Data for this exercise below:
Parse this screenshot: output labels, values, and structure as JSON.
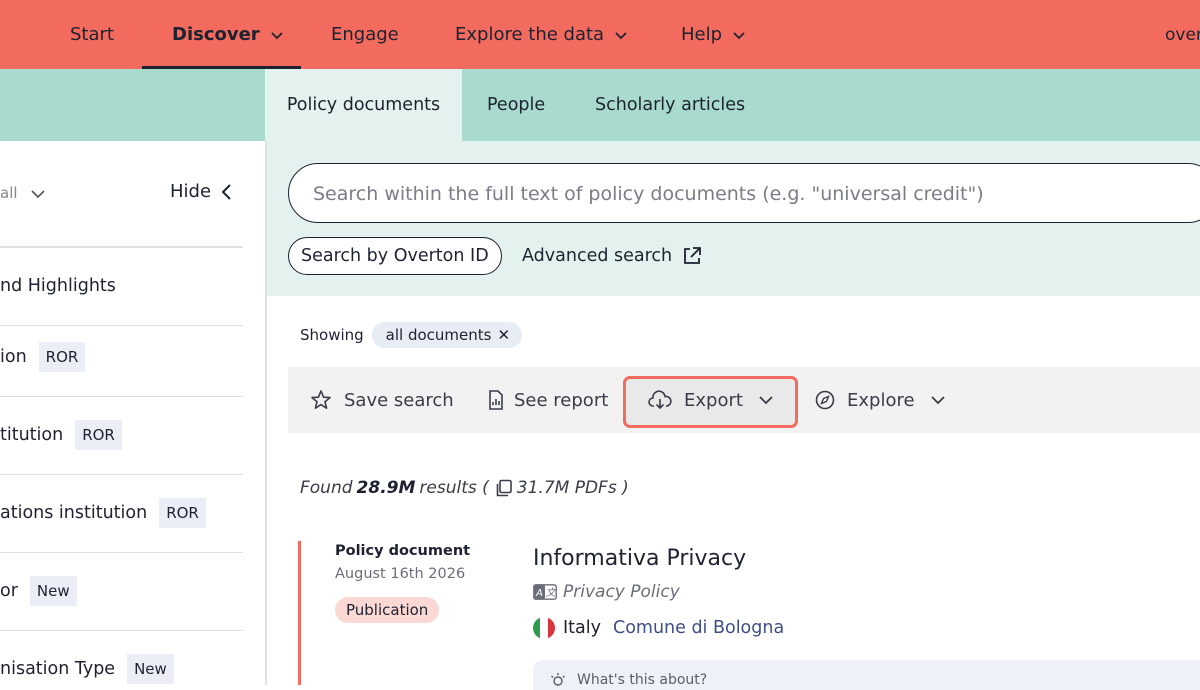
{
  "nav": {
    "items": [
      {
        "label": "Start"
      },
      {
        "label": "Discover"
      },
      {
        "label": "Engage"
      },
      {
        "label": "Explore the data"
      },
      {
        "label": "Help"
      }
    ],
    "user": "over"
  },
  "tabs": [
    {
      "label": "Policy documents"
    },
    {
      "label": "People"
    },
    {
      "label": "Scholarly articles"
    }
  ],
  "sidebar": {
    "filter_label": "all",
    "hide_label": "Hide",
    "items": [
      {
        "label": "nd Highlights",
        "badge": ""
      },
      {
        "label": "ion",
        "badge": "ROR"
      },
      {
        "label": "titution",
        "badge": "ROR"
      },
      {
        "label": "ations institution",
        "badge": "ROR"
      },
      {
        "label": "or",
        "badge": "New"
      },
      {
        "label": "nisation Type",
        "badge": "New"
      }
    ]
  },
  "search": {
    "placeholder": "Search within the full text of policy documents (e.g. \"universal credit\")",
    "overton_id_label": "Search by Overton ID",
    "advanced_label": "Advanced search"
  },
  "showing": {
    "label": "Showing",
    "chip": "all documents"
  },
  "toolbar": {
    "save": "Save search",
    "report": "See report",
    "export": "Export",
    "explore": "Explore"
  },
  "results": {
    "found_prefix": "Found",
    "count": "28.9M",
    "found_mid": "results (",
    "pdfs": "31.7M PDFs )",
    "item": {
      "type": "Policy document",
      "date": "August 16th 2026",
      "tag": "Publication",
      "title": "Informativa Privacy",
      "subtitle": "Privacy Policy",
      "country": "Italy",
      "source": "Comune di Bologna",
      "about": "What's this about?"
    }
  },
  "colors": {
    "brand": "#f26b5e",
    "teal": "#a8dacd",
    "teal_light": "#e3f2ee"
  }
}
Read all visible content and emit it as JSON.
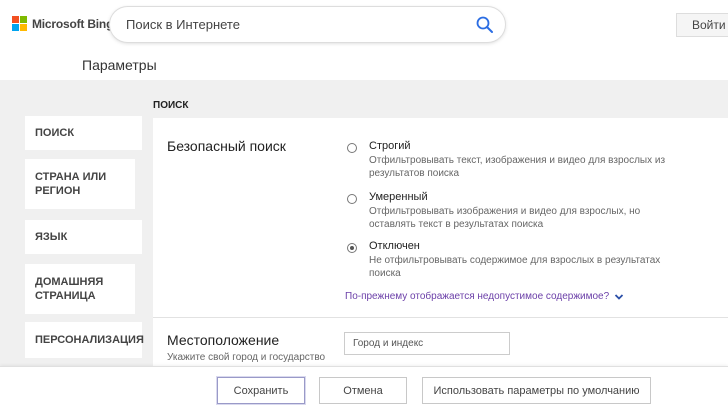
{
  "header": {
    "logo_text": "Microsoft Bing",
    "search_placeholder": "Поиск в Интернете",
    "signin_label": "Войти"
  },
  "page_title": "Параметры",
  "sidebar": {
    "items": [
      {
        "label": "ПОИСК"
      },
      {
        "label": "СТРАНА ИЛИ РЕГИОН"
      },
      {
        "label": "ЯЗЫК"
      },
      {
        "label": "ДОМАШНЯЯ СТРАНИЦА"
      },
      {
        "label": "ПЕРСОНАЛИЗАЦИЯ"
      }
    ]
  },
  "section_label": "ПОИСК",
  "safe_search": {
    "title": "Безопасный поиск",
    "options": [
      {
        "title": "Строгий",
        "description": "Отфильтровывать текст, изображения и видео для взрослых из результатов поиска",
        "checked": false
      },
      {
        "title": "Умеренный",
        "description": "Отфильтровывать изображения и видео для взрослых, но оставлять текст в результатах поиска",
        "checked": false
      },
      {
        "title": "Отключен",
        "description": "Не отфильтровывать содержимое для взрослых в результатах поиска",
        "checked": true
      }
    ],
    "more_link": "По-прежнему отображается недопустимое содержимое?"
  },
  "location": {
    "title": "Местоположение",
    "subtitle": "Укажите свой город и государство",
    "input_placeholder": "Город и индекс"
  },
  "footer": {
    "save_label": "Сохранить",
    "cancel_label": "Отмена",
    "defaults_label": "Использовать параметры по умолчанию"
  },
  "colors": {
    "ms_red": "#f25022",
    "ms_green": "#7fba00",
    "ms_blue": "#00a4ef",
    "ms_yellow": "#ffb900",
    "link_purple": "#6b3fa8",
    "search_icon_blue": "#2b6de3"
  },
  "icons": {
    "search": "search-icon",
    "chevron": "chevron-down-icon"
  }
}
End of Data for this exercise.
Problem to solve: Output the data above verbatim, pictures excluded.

Output for this exercise:
Parse this screenshot: output labels, values, and structure as JSON.
{
  "nav": {
    "items": [
      {
        "label": "Start"
      },
      {
        "label": "Discover"
      },
      {
        "label": "Engage"
      },
      {
        "label": "Explore the data"
      },
      {
        "label": "Help"
      }
    ],
    "user": "over"
  },
  "tabs": [
    {
      "label": "Policy documents"
    },
    {
      "label": "People"
    },
    {
      "label": "Scholarly articles"
    }
  ],
  "sidebar": {
    "filter_label": "all",
    "hide_label": "Hide",
    "items": [
      {
        "label": "nd Highlights",
        "badge": ""
      },
      {
        "label": "ion",
        "badge": "ROR"
      },
      {
        "label": "titution",
        "badge": "ROR"
      },
      {
        "label": "ations institution",
        "badge": "ROR"
      },
      {
        "label": "or",
        "badge": "New"
      },
      {
        "label": "nisation Type",
        "badge": "New"
      }
    ]
  },
  "search": {
    "placeholder": "Search within the full text of policy documents (e.g. \"universal credit\")",
    "overton_id_label": "Search by Overton ID",
    "advanced_label": "Advanced search"
  },
  "showing": {
    "label": "Showing",
    "chip": "all documents"
  },
  "toolbar": {
    "save": "Save search",
    "report": "See report",
    "export": "Export",
    "explore": "Explore"
  },
  "results": {
    "found_prefix": "Found",
    "count": "28.9M",
    "found_mid": "results (",
    "pdfs": "31.7M PDFs )",
    "item": {
      "type": "Policy document",
      "date": "August 16th 2026",
      "tag": "Publication",
      "title": "Informativa Privacy",
      "subtitle": "Privacy Policy",
      "country": "Italy",
      "source": "Comune di Bologna",
      "about": "What's this about?"
    }
  },
  "colors": {
    "brand": "#f26b5e",
    "teal": "#a8dacd",
    "teal_light": "#e3f2ee"
  }
}
Read all visible content and emit it as JSON.
{
  "header": {
    "logo_text": "Microsoft Bing",
    "search_placeholder": "Поиск в Интернете",
    "signin_label": "Войти"
  },
  "page_title": "Параметры",
  "sidebar": {
    "items": [
      {
        "label": "ПОИСК"
      },
      {
        "label": "СТРАНА ИЛИ РЕГИОН"
      },
      {
        "label": "ЯЗЫК"
      },
      {
        "label": "ДОМАШНЯЯ СТРАНИЦА"
      },
      {
        "label": "ПЕРСОНАЛИЗАЦИЯ"
      }
    ]
  },
  "section_label": "ПОИСК",
  "safe_search": {
    "title": "Безопасный поиск",
    "options": [
      {
        "title": "Строгий",
        "description": "Отфильтровывать текст, изображения и видео для взрослых из результатов поиска",
        "checked": false
      },
      {
        "title": "Умеренный",
        "description": "Отфильтровывать изображения и видео для взрослых, но оставлять текст в результатах поиска",
        "checked": false
      },
      {
        "title": "Отключен",
        "description": "Не отфильтровывать содержимое для взрослых в результатах поиска",
        "checked": true
      }
    ],
    "more_link": "По-прежнему отображается недопустимое содержимое?"
  },
  "location": {
    "title": "Местоположение",
    "subtitle": "Укажите свой город и государство",
    "input_placeholder": "Город и индекс"
  },
  "footer": {
    "save_label": "Сохранить",
    "cancel_label": "Отмена",
    "defaults_label": "Использовать параметры по умолчанию"
  },
  "colors": {
    "ms_red": "#f25022",
    "ms_green": "#7fba00",
    "ms_blue": "#00a4ef",
    "ms_yellow": "#ffb900",
    "link_purple": "#6b3fa8",
    "search_icon_blue": "#2b6de3"
  },
  "icons": {
    "search": "search-icon",
    "chevron": "chevron-down-icon"
  }
}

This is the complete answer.